For over two centuries, the United States has been a wellspring of scientific and technological innovation. The new Special Collections exhibit American Innovation: A Survey of Adaptive Ingenuity in the United States draws from materials in Lehigh Libraries’ collections to showcase individuals who have contributed to the United State’s success through their passion to discover, innovate, and revolutionize. Come and follow the footsteps of these great figures and learn about the advances in technology, efficiency, and business they engineered. The exhibit is on display in the Linderman Café Gallery and Reading Room through December 19, 2014.
- Individuals who have fostered communication, such as Samuel Morse
- Those who have facilitated transportation, such as Robert Fulton, Henry Ford, and the Wright Brothers
- Entrepreneurs, such as Samuel Colt, and Cyrus McCormick
- Technological genius, such as Steve Jobs and Bill Gates
Whether the innovations are familiar to us or lesser known, they are examples of American ingenuity. Sir Harold Evans, historian and journalist, summed it up best in his book They Made America (New York: Little, Brown, 2004), where he said, “Innovation...has turned out to be a distinguishing characteristic of the United States. It is not simply invention; it is inventiveness put to use.”

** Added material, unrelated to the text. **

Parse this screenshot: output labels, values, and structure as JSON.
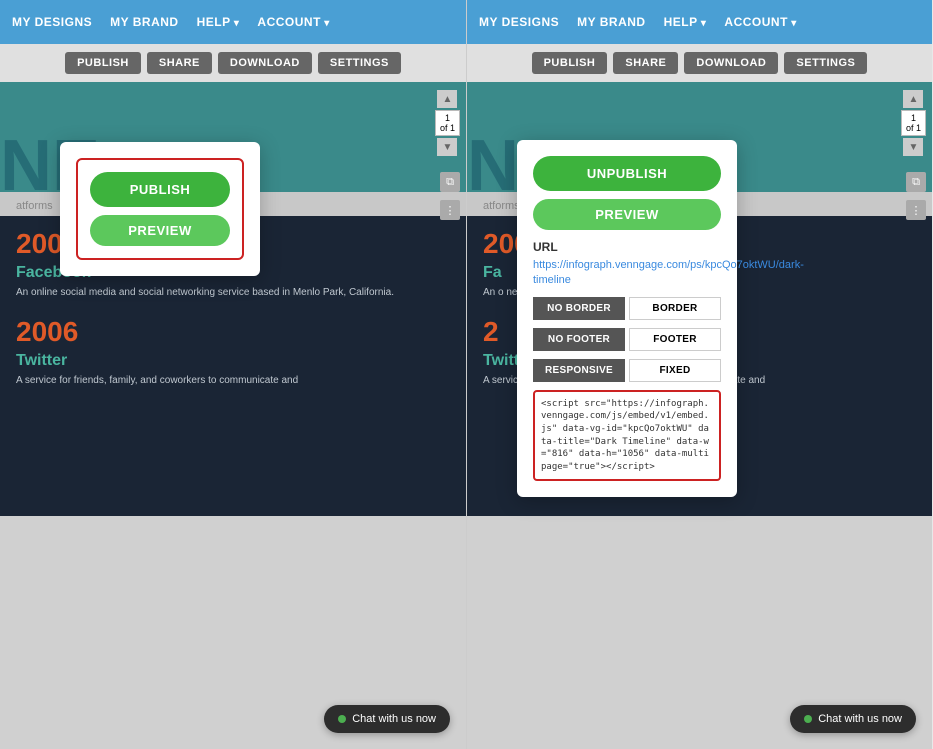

This exhibit features contributions by Eleanor Nothelfer, ’80, and Zion Um, ’15. Eleanor, who has volunteered in Special Collections since her retirement from the Fritz Engineering Laboratory library, conducted extensive research and wrote many of the biographies of the visionaries represented in this exhibit. Zion, who joined Special Collections her freshman year as a student assistant, has continued to make significant contributions to the exhibit program through her artistic talent. Not only did she design the exhibit poster, but she drew the portraits of each of the figures represented on the exhibit poster and in the Café Gallery. Based on contemporary photographs and drawings of this scientist, entrepreneurs, and engineers, Zion’s representations capture each of them in their prime.